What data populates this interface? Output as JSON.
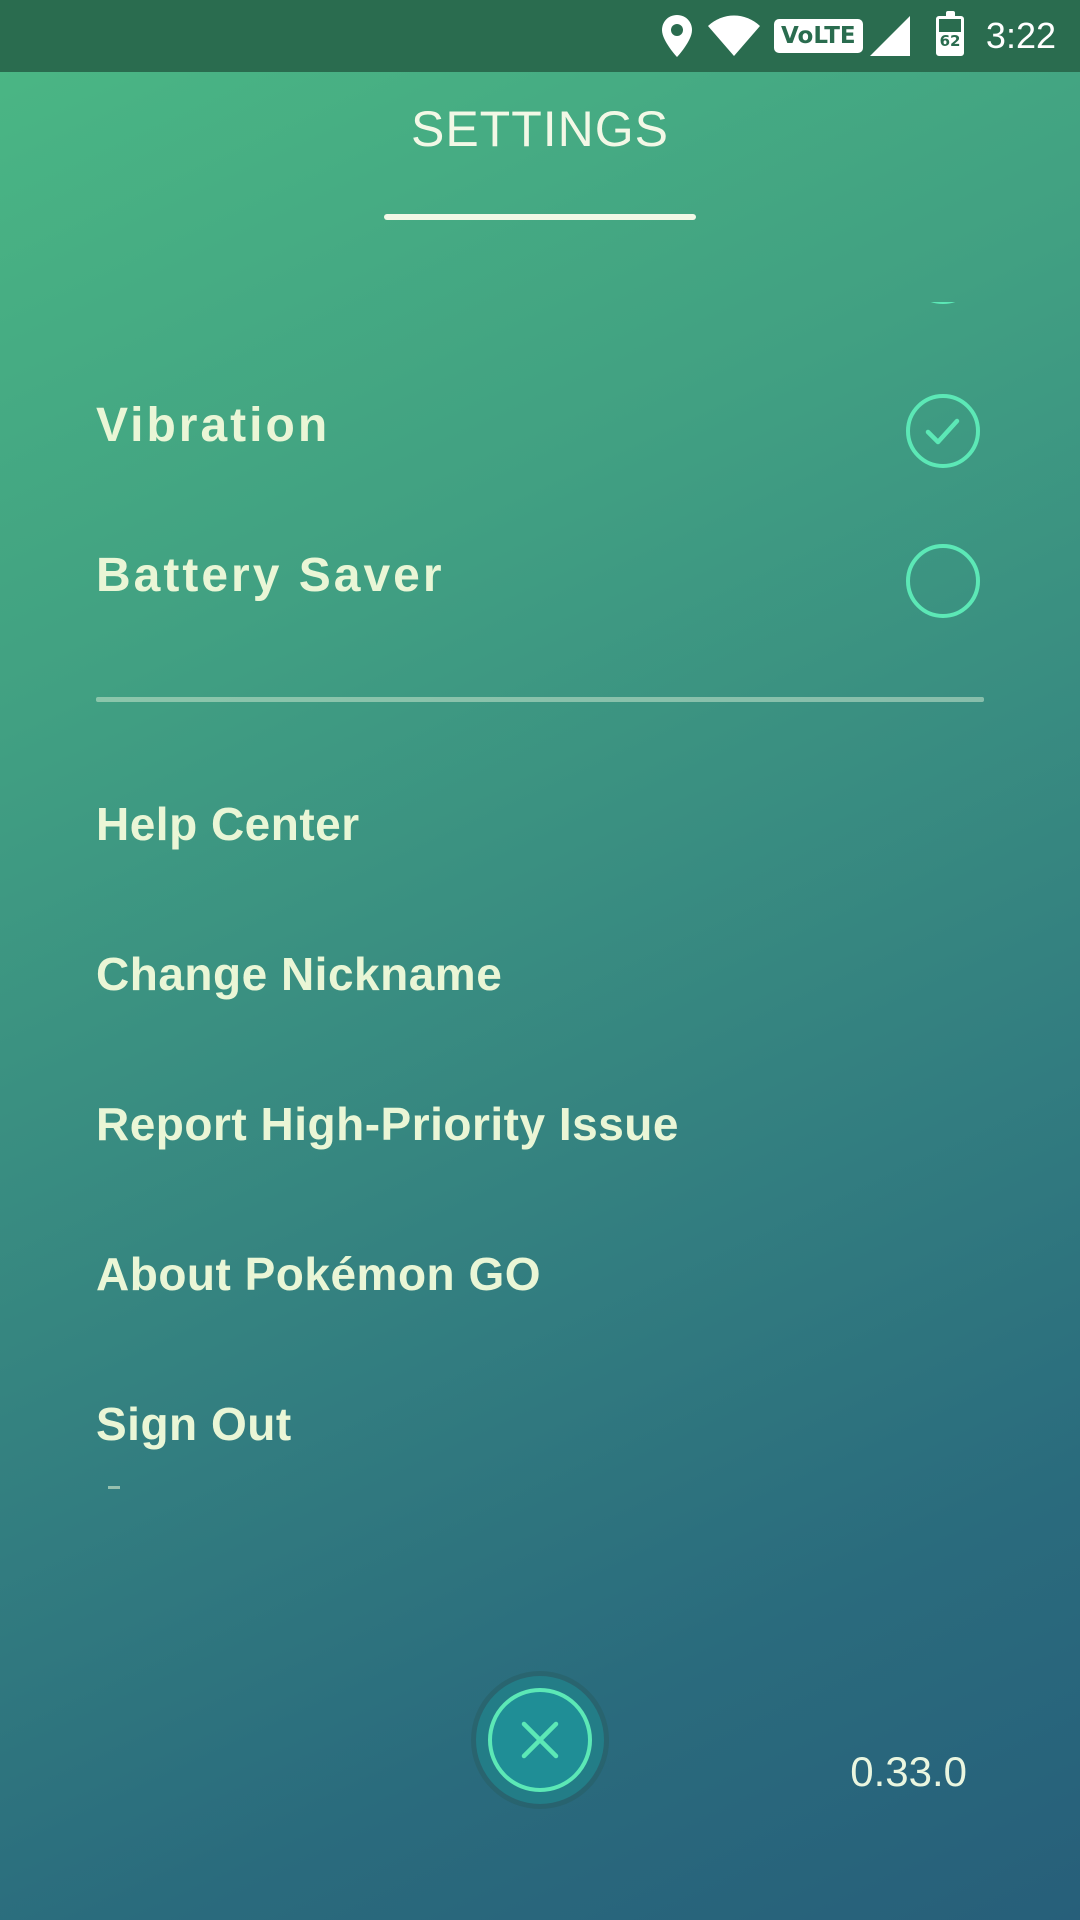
{
  "status_bar": {
    "time": "3:22",
    "volte_label": "VoLTE",
    "battery_percent": "62",
    "icons": [
      "location-icon",
      "wifi-icon",
      "volte-icon",
      "cell-signal-icon",
      "battery-icon"
    ]
  },
  "header": {
    "title": "SETTINGS"
  },
  "settings": [
    {
      "label": "Vibration",
      "checked": true
    },
    {
      "label": "Battery Saver",
      "checked": false
    }
  ],
  "menu": {
    "items": [
      "Help Center",
      "Change Nickname",
      "Report High-Priority Issue",
      "About Pokémon GO",
      "Sign Out"
    ]
  },
  "footer": {
    "version": "0.33.0",
    "close_icon": "close-icon"
  },
  "colors": {
    "accent": "#5ce8b6",
    "status_bar": "#2a6c4f",
    "text": "#eaf6d6"
  }
}
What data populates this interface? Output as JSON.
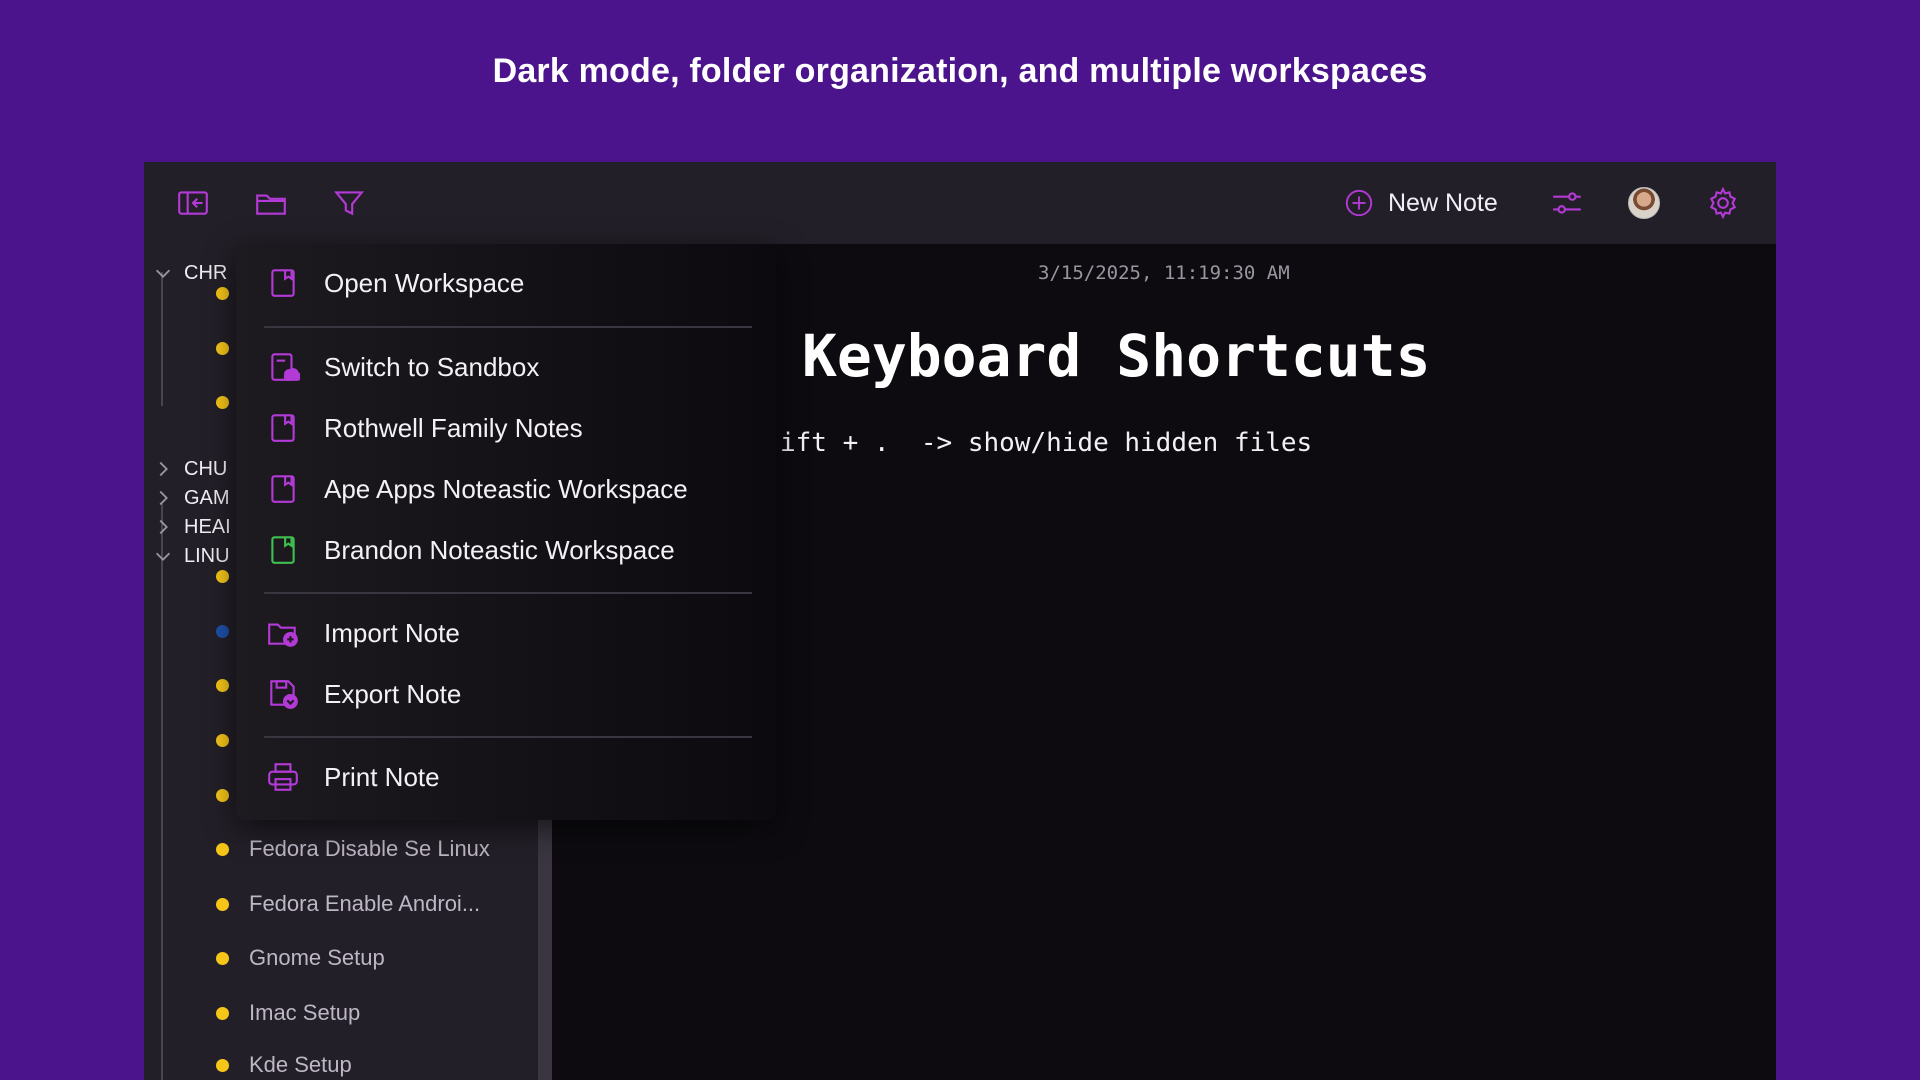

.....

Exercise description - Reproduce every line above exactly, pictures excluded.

Output below -
What data populates this interface? Output as JSON.
{
  "status_bar": {
    "time": "3:22",
    "volte_label": "VoLTE",
    "battery_percent": "62",
    "icons": [
      "location-icon",
      "wifi-icon",
      "volte-icon",
      "cell-signal-icon",
      "battery-icon"
    ]
  },
  "header": {
    "title": "SETTINGS"
  },
  "settings": [
    {
      "label": "Vibration",
      "checked": true
    },
    {
      "label": "Battery Saver",
      "checked": false
    }
  ],
  "menu": {
    "items": [
      "Help Center",
      "Change Nickname",
      "Report High-Priority Issue",
      "About Pokémon GO",
      "Sign Out"
    ]
  },
  "footer": {
    "version": "0.33.0",
    "close_icon": "close-icon"
  },
  "colors": {
    "accent": "#5ce8b6",
    "status_bar": "#2a6c4f",
    "text": "#eaf6d6"
  }
}
What data populates this interface? Output as JSON.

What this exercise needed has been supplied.